#### Description of the task
Read through the listing below and copy each line in which the word "value" occurs.

------

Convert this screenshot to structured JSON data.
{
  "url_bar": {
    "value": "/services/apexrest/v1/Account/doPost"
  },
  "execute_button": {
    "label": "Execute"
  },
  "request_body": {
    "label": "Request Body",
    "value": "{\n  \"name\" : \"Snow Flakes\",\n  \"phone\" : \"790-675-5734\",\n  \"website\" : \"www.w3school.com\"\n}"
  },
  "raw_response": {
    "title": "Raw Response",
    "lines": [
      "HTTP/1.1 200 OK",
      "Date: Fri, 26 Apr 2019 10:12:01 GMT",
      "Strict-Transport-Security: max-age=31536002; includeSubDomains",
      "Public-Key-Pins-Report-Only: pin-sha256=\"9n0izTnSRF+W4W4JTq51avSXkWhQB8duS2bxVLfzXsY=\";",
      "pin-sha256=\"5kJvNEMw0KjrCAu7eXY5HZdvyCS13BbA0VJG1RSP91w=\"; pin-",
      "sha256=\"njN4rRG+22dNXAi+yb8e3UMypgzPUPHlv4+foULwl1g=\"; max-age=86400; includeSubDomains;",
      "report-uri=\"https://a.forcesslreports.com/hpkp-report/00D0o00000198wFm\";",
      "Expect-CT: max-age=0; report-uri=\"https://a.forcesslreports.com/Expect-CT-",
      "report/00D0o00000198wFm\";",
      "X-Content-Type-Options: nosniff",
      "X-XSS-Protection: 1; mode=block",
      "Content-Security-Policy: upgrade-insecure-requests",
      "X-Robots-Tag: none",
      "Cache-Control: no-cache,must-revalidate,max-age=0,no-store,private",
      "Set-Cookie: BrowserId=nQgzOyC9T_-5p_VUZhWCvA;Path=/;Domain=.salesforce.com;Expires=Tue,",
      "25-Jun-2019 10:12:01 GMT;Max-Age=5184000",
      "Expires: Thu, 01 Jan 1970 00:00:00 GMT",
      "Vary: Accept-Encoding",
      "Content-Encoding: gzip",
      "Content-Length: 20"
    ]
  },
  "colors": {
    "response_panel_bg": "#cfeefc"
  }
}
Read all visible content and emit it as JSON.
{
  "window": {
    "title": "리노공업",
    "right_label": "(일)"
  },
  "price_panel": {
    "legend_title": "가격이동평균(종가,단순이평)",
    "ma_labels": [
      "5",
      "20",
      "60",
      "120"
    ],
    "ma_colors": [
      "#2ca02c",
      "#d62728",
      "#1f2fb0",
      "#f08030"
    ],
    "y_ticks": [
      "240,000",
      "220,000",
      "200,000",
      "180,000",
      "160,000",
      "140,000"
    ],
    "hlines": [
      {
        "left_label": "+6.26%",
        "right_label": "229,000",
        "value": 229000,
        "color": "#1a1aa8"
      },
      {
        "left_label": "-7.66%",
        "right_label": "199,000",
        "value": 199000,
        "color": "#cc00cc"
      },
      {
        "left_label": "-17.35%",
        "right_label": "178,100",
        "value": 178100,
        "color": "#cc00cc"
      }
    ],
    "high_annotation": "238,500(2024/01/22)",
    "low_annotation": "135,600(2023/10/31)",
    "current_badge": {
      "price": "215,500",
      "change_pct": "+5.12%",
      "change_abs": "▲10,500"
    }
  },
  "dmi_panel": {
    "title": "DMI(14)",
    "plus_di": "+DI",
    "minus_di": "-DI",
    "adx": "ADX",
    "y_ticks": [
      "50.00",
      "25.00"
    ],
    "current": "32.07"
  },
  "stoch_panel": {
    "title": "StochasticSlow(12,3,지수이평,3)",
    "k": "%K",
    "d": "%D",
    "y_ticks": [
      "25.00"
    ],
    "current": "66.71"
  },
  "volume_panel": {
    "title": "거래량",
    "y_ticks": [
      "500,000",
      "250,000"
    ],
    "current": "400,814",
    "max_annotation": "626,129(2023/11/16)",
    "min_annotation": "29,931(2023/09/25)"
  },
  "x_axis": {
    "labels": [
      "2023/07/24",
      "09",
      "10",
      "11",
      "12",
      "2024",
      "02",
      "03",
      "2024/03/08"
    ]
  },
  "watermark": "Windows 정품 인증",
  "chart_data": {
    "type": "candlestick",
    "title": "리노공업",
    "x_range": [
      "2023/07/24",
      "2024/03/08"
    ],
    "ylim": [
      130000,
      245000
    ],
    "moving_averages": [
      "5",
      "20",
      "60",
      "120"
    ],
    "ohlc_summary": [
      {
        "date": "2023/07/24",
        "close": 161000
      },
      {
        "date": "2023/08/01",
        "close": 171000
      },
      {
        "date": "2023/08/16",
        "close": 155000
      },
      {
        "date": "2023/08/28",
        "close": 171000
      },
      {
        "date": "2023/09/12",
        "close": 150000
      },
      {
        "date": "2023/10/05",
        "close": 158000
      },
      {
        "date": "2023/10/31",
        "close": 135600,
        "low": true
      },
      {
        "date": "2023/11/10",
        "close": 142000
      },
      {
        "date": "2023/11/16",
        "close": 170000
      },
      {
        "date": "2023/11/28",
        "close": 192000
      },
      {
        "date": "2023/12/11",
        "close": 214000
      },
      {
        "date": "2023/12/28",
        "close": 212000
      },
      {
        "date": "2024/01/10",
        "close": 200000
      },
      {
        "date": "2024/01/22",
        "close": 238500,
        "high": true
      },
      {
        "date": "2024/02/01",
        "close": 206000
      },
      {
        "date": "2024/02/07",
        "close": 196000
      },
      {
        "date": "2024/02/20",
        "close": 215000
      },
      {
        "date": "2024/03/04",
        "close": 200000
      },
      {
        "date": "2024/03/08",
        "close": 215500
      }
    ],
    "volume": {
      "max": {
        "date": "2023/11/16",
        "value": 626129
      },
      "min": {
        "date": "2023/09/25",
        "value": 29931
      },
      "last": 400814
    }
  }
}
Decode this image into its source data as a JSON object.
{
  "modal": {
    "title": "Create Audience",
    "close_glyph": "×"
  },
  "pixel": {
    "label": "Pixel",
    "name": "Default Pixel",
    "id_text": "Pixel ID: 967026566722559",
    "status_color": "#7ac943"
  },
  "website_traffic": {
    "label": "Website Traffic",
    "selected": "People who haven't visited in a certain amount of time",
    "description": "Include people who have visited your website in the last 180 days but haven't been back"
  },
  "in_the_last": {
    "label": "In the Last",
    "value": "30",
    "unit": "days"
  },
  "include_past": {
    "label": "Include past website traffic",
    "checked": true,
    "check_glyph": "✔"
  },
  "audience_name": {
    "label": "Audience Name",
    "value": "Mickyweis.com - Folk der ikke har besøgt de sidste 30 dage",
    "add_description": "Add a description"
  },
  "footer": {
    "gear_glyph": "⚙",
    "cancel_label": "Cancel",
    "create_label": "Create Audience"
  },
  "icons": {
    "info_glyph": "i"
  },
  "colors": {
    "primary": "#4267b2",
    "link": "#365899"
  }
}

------

#### Solution to this problem
    "value": "/services/apexrest/v1/Account/doPost"
    "value": "{\n  \"name\" : \"Snow Flakes\",\n  \"phone\" : \"790-675-5734\",\n  \"website\" : \"www.w3school.com\"\n}"
        "value": 229000,
        "value": 199000,
        "value": 178100,
        "value": 626129
        "value": 29931
    "value": "30",
    "value": "Mickyweis.com - Folk der ikke har besøgt de sidste 30 dage",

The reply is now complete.